Article Project-based learning and the development of translingual/transcultural subjectivities: Case studies from the Italian classroom

Gaspar, Borbala; Warner, Chantelle
Volume 02 - Issue 1
case study; project-based language learning; literacy; culture; subjectivity
University of Hawaii National Foreign Language Resource Center; (co-sponsored by American Association of University of Supervisors and Coordinators; Center for Advanced Research on Language Acquisition; Center for Educational Reources in Culture, Language, and Literacy; Center for Open Educational Resources and Language Learning; Open Language Resource Center; Second Language Teaching and Resource Center)
Gaspar, B., & Warner, C. (2021). Project-based learning and the development of translingual/transcultural subjectivities: Case studies from the Italian classroom. Second Language Research & Practice, 2(1), 1–23.
Full Record

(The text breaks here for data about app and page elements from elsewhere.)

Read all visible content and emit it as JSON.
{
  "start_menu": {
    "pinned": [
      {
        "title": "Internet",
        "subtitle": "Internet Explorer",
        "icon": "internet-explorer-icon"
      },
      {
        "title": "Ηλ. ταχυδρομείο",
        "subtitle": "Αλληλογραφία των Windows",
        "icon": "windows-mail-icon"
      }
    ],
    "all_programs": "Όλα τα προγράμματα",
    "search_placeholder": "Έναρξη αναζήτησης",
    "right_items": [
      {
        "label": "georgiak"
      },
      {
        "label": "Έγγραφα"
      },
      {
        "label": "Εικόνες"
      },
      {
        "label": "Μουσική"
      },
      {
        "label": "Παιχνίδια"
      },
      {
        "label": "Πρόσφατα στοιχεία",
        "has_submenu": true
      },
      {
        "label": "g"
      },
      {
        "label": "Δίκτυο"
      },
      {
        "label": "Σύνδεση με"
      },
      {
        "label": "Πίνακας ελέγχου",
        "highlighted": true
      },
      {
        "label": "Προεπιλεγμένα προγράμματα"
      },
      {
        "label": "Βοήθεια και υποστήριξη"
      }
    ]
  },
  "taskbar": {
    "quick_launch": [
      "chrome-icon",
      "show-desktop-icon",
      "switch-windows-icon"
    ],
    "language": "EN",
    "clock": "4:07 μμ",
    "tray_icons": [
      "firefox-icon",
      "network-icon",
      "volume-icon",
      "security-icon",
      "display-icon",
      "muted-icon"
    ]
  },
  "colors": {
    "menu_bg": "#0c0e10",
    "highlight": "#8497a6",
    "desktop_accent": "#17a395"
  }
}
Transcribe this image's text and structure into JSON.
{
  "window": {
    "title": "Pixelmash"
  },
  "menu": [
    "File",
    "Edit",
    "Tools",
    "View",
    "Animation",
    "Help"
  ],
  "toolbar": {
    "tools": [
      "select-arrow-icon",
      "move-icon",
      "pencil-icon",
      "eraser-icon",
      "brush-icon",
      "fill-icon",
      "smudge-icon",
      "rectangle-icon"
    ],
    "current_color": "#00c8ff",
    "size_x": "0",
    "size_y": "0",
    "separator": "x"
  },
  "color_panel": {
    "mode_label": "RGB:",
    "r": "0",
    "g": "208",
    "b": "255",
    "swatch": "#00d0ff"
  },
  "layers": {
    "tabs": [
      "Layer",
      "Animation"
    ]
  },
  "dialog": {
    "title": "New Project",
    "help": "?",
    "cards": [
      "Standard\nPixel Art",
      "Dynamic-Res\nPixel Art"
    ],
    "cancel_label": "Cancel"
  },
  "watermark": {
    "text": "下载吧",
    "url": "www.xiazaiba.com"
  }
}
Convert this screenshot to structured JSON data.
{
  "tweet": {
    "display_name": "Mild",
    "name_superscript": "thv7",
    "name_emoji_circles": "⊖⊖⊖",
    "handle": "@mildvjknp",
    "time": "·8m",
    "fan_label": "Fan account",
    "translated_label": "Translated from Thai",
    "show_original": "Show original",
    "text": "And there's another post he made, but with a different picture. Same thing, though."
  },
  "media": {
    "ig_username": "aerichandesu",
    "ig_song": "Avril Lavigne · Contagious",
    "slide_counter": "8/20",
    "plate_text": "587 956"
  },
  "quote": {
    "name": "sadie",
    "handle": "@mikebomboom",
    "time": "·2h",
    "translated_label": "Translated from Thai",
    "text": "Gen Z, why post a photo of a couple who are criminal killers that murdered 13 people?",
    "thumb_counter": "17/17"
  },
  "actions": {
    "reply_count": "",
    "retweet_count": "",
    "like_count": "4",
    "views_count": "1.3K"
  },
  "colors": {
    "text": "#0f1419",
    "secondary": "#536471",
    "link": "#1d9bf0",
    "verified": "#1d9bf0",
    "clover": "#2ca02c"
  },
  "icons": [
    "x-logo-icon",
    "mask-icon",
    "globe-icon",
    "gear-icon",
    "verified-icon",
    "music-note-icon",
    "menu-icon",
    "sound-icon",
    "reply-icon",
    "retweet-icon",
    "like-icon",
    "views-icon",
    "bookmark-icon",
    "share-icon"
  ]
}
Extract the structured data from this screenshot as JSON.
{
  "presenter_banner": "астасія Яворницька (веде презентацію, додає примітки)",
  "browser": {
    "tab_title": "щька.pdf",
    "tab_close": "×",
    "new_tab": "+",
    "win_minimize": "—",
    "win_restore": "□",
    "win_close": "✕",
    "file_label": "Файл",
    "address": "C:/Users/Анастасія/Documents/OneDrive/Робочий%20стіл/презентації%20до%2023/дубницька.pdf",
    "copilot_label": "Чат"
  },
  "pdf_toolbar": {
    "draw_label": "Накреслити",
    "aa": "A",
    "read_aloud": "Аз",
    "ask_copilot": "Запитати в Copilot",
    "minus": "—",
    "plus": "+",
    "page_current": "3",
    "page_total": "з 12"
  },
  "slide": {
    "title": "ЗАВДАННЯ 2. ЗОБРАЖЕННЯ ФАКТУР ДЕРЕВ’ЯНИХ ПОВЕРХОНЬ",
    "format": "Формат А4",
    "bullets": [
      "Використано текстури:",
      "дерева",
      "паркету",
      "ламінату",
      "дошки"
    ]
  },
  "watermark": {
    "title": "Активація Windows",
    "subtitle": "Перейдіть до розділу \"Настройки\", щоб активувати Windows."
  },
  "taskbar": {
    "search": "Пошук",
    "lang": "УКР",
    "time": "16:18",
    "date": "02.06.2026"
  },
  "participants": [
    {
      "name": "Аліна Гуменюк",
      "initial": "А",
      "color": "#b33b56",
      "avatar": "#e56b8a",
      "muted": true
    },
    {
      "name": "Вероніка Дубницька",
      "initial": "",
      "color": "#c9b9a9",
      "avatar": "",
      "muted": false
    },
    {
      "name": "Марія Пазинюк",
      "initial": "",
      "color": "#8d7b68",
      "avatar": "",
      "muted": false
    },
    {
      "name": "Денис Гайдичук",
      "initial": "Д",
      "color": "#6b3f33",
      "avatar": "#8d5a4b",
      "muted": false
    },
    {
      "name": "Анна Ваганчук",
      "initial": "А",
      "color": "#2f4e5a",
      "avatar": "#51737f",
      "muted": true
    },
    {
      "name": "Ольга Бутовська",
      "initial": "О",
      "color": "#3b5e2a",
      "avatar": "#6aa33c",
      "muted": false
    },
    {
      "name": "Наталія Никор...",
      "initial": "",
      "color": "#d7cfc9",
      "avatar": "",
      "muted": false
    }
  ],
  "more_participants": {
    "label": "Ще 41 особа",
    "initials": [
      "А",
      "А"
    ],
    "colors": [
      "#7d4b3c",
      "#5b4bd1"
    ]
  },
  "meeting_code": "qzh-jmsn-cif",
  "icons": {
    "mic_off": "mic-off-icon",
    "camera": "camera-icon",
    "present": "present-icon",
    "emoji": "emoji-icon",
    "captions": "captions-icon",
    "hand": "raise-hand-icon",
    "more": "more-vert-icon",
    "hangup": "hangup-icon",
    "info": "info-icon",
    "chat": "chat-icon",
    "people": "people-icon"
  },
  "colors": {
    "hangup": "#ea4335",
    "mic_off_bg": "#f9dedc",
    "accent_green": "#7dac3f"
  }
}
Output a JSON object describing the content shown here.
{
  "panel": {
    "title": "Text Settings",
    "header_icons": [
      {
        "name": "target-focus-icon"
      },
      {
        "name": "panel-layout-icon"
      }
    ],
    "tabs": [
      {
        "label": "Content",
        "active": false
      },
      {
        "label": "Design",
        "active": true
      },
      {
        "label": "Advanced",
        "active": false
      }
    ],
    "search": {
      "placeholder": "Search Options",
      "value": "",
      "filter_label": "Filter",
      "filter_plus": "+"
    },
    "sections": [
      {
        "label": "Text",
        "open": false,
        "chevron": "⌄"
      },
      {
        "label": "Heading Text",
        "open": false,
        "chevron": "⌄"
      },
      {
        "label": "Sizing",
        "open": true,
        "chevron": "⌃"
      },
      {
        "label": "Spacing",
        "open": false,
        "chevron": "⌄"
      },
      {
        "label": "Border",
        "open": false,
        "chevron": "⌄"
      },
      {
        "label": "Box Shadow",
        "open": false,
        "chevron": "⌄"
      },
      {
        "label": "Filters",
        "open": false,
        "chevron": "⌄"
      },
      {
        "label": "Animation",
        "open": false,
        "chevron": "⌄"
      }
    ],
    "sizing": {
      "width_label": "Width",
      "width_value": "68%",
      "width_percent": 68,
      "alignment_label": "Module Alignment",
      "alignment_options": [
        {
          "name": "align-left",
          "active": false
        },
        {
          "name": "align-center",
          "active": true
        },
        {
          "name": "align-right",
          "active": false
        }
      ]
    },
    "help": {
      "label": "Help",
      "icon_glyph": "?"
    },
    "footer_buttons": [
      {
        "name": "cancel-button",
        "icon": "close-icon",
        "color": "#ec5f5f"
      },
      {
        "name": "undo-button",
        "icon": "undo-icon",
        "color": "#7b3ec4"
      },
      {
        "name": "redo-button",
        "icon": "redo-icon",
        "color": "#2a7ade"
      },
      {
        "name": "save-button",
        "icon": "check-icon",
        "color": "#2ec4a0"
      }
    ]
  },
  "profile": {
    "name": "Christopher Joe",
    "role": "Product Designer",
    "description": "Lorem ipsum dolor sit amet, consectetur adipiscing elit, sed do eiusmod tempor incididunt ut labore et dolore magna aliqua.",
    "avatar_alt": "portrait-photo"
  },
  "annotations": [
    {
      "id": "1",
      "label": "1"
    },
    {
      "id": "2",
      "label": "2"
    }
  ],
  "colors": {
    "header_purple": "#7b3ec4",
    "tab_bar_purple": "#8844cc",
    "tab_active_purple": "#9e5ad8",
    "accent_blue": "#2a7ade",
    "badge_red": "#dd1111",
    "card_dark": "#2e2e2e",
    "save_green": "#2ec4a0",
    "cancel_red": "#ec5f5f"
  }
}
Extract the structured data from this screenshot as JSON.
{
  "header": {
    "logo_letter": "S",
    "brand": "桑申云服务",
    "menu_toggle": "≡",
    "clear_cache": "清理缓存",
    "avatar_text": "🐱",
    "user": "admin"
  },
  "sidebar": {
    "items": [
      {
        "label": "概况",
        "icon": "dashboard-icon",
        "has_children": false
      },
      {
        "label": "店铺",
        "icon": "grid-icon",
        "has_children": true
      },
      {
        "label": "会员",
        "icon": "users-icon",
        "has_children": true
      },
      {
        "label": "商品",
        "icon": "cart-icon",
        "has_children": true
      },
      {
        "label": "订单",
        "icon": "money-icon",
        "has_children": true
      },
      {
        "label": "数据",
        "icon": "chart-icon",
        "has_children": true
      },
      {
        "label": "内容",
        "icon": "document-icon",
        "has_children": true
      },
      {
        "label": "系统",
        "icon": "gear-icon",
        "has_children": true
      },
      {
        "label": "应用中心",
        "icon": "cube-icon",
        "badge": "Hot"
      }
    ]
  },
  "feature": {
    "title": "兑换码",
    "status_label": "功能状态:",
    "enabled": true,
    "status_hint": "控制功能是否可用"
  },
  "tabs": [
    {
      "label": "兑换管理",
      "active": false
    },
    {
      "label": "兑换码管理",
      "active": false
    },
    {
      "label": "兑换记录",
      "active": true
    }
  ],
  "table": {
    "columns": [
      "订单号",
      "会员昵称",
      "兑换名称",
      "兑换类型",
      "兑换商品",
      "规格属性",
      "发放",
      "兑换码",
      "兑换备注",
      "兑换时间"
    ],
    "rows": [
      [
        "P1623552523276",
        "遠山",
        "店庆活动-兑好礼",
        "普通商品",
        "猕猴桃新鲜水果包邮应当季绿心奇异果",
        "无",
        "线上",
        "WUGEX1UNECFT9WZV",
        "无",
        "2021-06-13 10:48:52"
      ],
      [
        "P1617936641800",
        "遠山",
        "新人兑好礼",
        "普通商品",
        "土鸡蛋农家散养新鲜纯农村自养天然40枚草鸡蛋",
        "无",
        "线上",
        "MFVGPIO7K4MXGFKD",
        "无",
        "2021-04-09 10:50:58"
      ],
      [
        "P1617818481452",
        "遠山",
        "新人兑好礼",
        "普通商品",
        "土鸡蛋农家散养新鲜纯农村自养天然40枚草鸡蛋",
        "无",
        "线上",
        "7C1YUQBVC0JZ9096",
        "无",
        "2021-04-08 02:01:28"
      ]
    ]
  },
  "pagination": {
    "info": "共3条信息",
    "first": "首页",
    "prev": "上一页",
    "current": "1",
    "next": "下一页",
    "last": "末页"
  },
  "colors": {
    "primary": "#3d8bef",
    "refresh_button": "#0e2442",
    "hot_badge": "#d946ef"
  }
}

Contemporary approaches to second language and culture education often emphasize the importance of meaningful experiences, which in the case of instructed language learning, has prompted interest in pedagogies that allow learners to engage with acts of doing and creating that go beyond language practice. Project-based learning, which gives learners opportunities to solve a problem or develop a product relatively autonomously, remains one of the main models for what this can look like in the classroom. Some recent studies have suggested that project-based pedagogies coupled with literacy-oriented approaches can also foster learners’ awareness of discourse and how language choices index identities within a given community (e.g., Michelson, 2019). This study contributes to these conversations by exploring how project-based learning coupled with ideas from contemporary literacy studies can engage a range of multisensory meaning-making resources, which afford learners rich opportunities to experiment with their own positions vis-a-vis aspects of the language and culture they are studying. Based on three case studies from an intermediate Italian class, the article shows how some students worked within and beyond the parameters of the project—a multi-week research project on a cultural topic of the students’ choosing—to fashion for themselves translingual and transcultural subjectivities (Kramsch, 2009), with personal relationships to the Italian language and culture. The article concludes with implications for project-based pedagogies that approach literacy as lived experience that goes beyond texts, as well as for future research that considers literacy activities as multisensory.